Well-intentioned but wrong
Garnett Roper, guest columnist
The received wisdom is that Greg Christie has brought courage and independence to the process of the oversight of government contracts by the Office of the Contractor General (OCG); and even if from time to time he has been untidy, he is well-meaning.
However, as I have written before, the recent actions of the OCG are putting at risk the gains made by that office over the last several years. It is the view of some of us that Greg Christie has exceeded the powers of his office and is seeking to make the OCG a government above the Government. That was not the intention of the law enshrining the office.
Greg Christie has persisted in his demand for what he has named as the recently established Independent Oversight Panel (IOP) "to routinely submit to the OCG formal written reports outlining the material particulars of its deliberations and communications, as regards the three projects.
"The OCG's requisition was issued in an effort to secure, among other things, transparency of the IOP's interventions and deliberations, and to provide the requisite statutory oversight of the projects, for and on behalf of the taxpayers and people of Jamaica."
I have insisted that this demand by the OCG is ultra vires. Government has at last done the sensible thing and invited the attorney general to make a determination whether or not the requisition by the OCG is according to law and appropriate, as is the claim by the OCG. Accordingly, the AG has written to the OCG as follows:
"On consideration of your letter of May 20, 2012 (sic), directed to the members of the IOP, we regret to inform you that we do not share your opinion as to the propriety of the requisition and the import of the judgment delivered in Lawrence v Ministry of Construction (Works) and the Attorney General (1991) 28 J.L.R. 265.
"In light of this divergence of views, it is our opinion that the matter is best resolved by the courts. In that regard, we hereby advise you of our intention to apply for leave to move the requisition to the Supreme Court for judicial review. We undertake to serve the documents relative to the application at the earliest."
threat to christie's office
The OCG has interpreted this also as a threat to his office and to transparency and has complained that the administration's latest move not only an abuse of the judicial process and an obvious delay tactic, since the laws regarding the OCG's actions are unequivocally clear and well settled in their import, meaning and judicial interpretation, but it also views the Government's conduct as a vivid indication that, irrespective of what the law states, the current administration appears not prepared to conduct the country's public contracting affairs in accordance with international best practices in procurement, good governance, transparency and accountability.

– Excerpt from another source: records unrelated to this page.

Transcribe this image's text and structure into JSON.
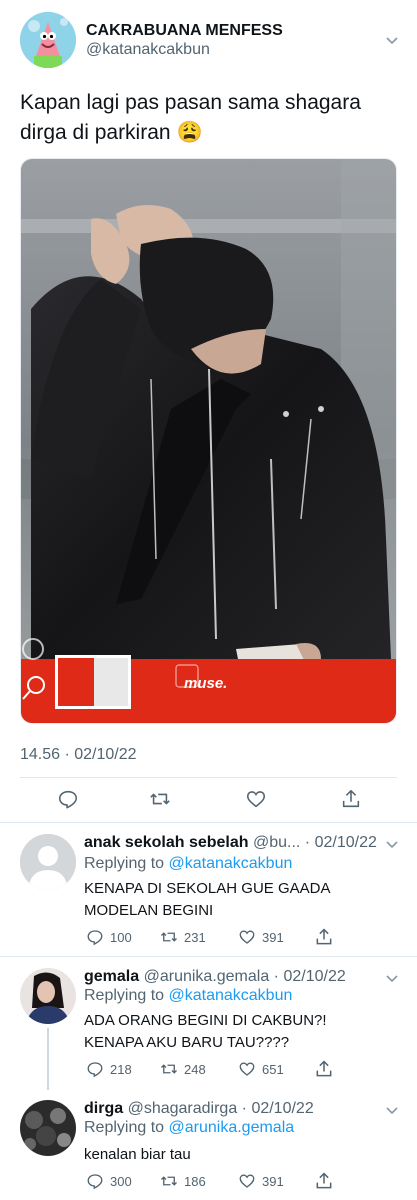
{
  "main_tweet": {
    "display_name": "CAKRABUANA MENFESS",
    "handle": "@katanakcakbun",
    "text_line1": "Kapan lagi pas pasan sama shagara",
    "text_line2": "dirga di parkiran",
    "emoji": "😩",
    "media": {
      "watermark": "muse.",
      "colors": {
        "background": "#8a8f93",
        "jacket": "#1b1b1d",
        "banner": "#e02a18"
      }
    },
    "timestamp": "14.56 · 02/10/22",
    "actions": [
      "reply-icon",
      "retweet-icon",
      "like-icon",
      "share-icon"
    ]
  },
  "replies": [
    {
      "display_name": "anak sekolah sebelah",
      "handle_date": "@bu... · 02/10/22",
      "replying_prefix": "Replying to",
      "replying_to": "@katanakcakbun",
      "text_line1": "KENAPA DI SEKOLAH GUE GAADA",
      "text_line2": "MODELAN BEGINI",
      "replies": "100",
      "retweets": "231",
      "likes": "391"
    },
    {
      "display_name": "gemala",
      "handle_date": "@arunika.gemala · 02/10/22",
      "replying_prefix": "Replying to",
      "replying_to": "@katanakcakbun",
      "text_line1": "ADA ORANG BEGINI DI CAKBUN?!",
      "text_line2": "KENAPA AKU BARU TAU????",
      "replies": "218",
      "retweets": "248",
      "likes": "651"
    },
    {
      "display_name": "dirga",
      "handle_date": "@shagaradirga · 02/10/22",
      "replying_prefix": "Replying to",
      "replying_to": "@arunika.gemala",
      "text_line1": "kenalan biar tau",
      "replies": "300",
      "retweets": "186",
      "likes": "391"
    }
  ],
  "colors": {
    "link": "#1d9bf0",
    "secondary_text": "#536471",
    "primary_text": "#0f1419",
    "divider": "#e1e8ed"
  }
}
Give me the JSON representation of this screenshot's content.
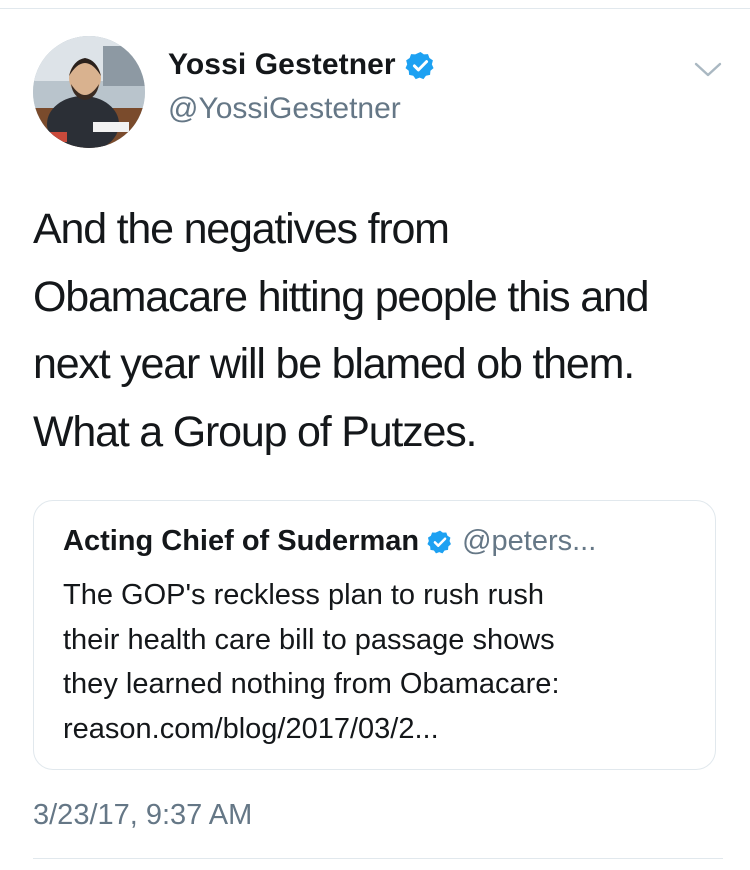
{
  "tweet": {
    "author": {
      "display_name": "Yossi Gestetner",
      "handle": "@YossiGestetner",
      "verified": true,
      "avatar_icon": "profile-photo"
    },
    "text_lines": [
      "And the negatives from",
      "Obamacare hitting people this and",
      "next year will be blamed ob them.",
      "What a Group of Putzes."
    ],
    "quoted_tweet": {
      "display_name": "Acting Chief of Suderman",
      "handle": "@peters...",
      "verified": true,
      "text_lines": [
        "The GOP's reckless plan to rush rush",
        "their health care bill to passage shows",
        "they learned nothing from Obamacare:",
        "reason.com/blog/2017/03/2..."
      ]
    },
    "timestamp": "3/23/17, 9:37 AM"
  },
  "colors": {
    "text_primary": "#14171a",
    "text_secondary": "#657786",
    "verified_blue": "#1da1f2",
    "border": "#e1e8ed",
    "caret": "#aab8c2"
  },
  "icons": {
    "verified": "verified-badge-icon",
    "more": "chevron-down-icon"
  }
}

Mr Christie is wrong on both counts. First, he is wrong to regard the action of the AG in seeking the interpretation of the court as cynical, and he is wrong to see any such action as an abuse of judicial process. It is a moot question whether the CG or the AG is right in either man's respective view of the propriety of the requisition. Some of us cannot see how this particular statute which has given effect to the OCG, interpreted in the way it is by the present holder of the office, could be compatible with the idea of the ultimate authority of the Cabinet and the Parliament to conduct the business of the people. It seems to me that what Greg Christie regards as unequivocally clear is quite confusing, if not contradictory.
Since the OCG is a creature of law, it is only fair and appropriate that the Supreme Court should be given the opportunity to subject the interpretation of its powers by the OCG to judicial review. Rather than constituting an abuse of judicial process, such review is acknowledging the independence and authority of the court, which is an important axiom of our system of government. Furthermore, I am not aware of any law that is so settled that it is not subject to challenge and review. One might say, to make the law by interpreting the law is the nature of the beast.
BEYOND CHRISTIE'S SCOPE
More to the point, the most recent correspondence from the OCG inviting the sympathy of the media is tinged with irony. Three Jamaican citizens have agreed to volunteer their time, to make available to a minister of government the considerable professional experience, insight and disinterested commitment to the national good. They are being asked to give their best advice as to anything in the negotiations with investors in the mega projects that are expected to be of substantial benefit to the country that might be against the national interest.
For that reason alone, the private information of the three eminent gentlemen has been subpoenaed, and without being provided with an office or a staff, they are being required to provide extensive and detailed reports to the OCG, which never appointed them in the first place. For the OCG to make such a demand on persons not in the employ of the State does not constitute an abuse of office or powers. However, when his own demands are challenged by a demand for judicial review, that is what, in his view, constitutes the abuse of office and powers.
It seems to me the paper tiger is about to die. I would expect the courts to give us guidance on this matter and to indicate whether or not the remit of the OCG extends to investments, to volunteers, to advisers, whether anyone and everyone can be subpoenaed and threatened with prosecution by the OCG.
The court should tell us whether the deluge of paper to be responded to by 3 p.m. on the same day is the proper exercise of office and is the price we have to pay for transpa-rency and good governance. I believe that Greg Christie is well-meaning but he is wrong, and it is eminently sensible to ask the courts of the land to confirm that this is so.